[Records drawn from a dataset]
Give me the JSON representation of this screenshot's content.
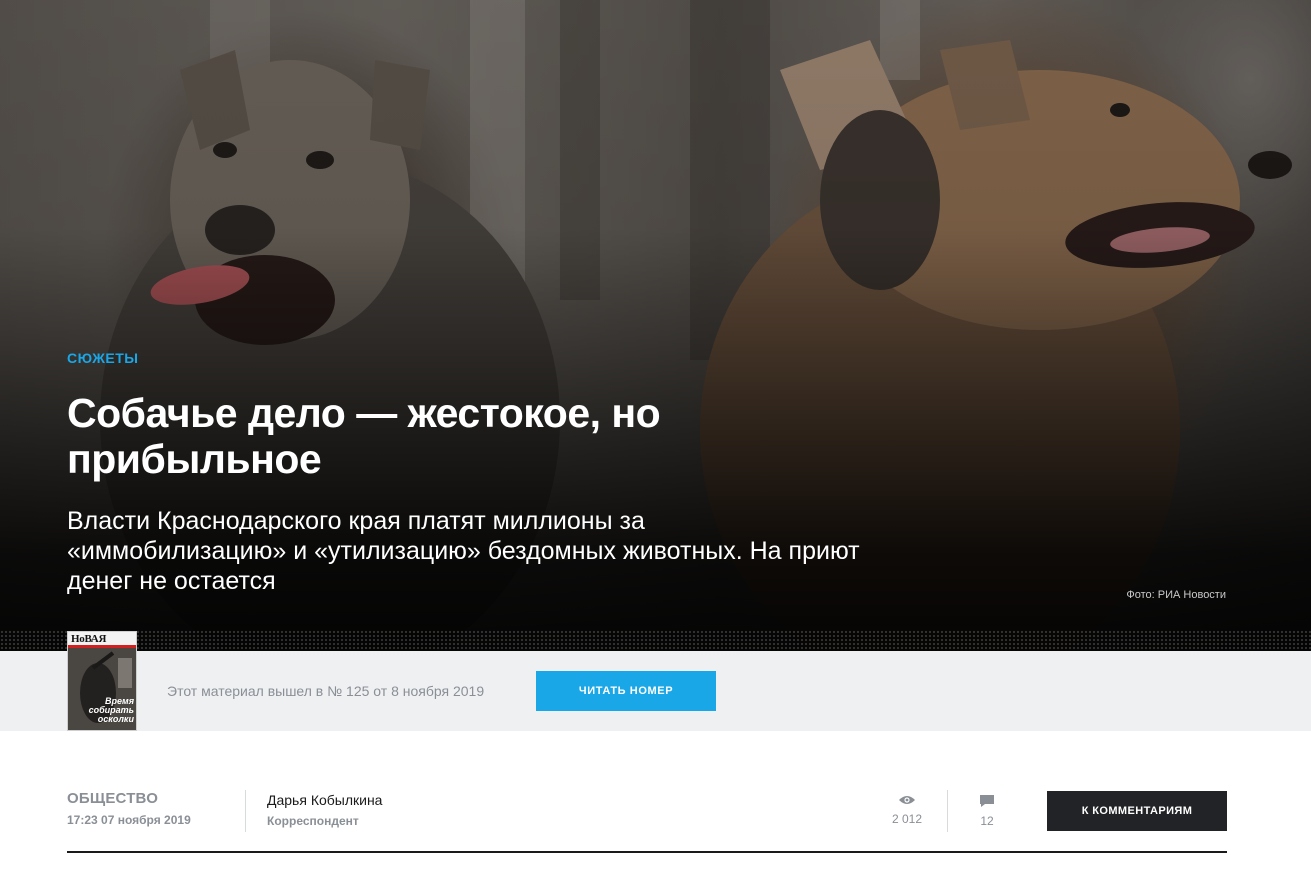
{
  "hero": {
    "rubric": "СЮЖЕТЫ",
    "title": "Собачье дело — жестокое, но прибыльное",
    "lead": "Власти Краснодарского края платят миллионы за «иммобилизацию» и «утилизацию» бездомных животных. На приют денег не остается",
    "photo_credit": "Фото: РИА Новости"
  },
  "issue": {
    "cover_logo": "НоВАЯ",
    "cover_headline": "Время собирать осколки",
    "text": "Этот материал вышел в № 125 от 8 ноября 2019",
    "button_label": "ЧИТАТЬ НОМЕР"
  },
  "meta": {
    "section": "ОБЩЕСТВО",
    "date": "17:23 07 ноября 2019",
    "author_name": "Дарья Кобылкина",
    "author_role": "Корреспондент",
    "views": "2 012",
    "comments": "12",
    "comments_button": "К КОММЕНТАРИЯМ"
  },
  "colors": {
    "accent": "#1aa7e8",
    "dark_button": "#222326",
    "muted_text": "#8a8f96",
    "issue_bar_bg": "#eff0f2"
  },
  "icons": [
    "eye-icon",
    "comment-icon"
  ]
}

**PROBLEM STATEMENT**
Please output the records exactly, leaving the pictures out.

**TASK RESULT**
Give me the JSON representation of this screenshot's content.
{
  "hero": {
    "rubric": "СЮЖЕТЫ",
    "title": "Собачье дело — жестокое, но прибыльное",
    "lead": "Власти Краснодарского края платят миллионы за «иммобилизацию» и «утилизацию» бездомных животных. На приют денег не остается",
    "photo_credit": "Фото: РИА Новости"
  },
  "issue": {
    "cover_logo": "НоВАЯ",
    "cover_headline": "Время собирать осколки",
    "text": "Этот материал вышел в № 125 от 8 ноября 2019",
    "button_label": "ЧИТАТЬ НОМЕР"
  },
  "meta": {
    "section": "ОБЩЕСТВО",
    "date": "17:23 07 ноября 2019",
    "author_name": "Дарья Кобылкина",
    "author_role": "Корреспондент",
    "views": "2 012",
    "comments": "12",
    "comments_button": "К КОММЕНТАРИЯМ"
  },
  "colors": {
    "accent": "#1aa7e8",
    "dark_button": "#222326",
    "muted_text": "#8a8f96",
    "issue_bar_bg": "#eff0f2"
  },
  "icons": [
    "eye-icon",
    "comment-icon"
  ]
}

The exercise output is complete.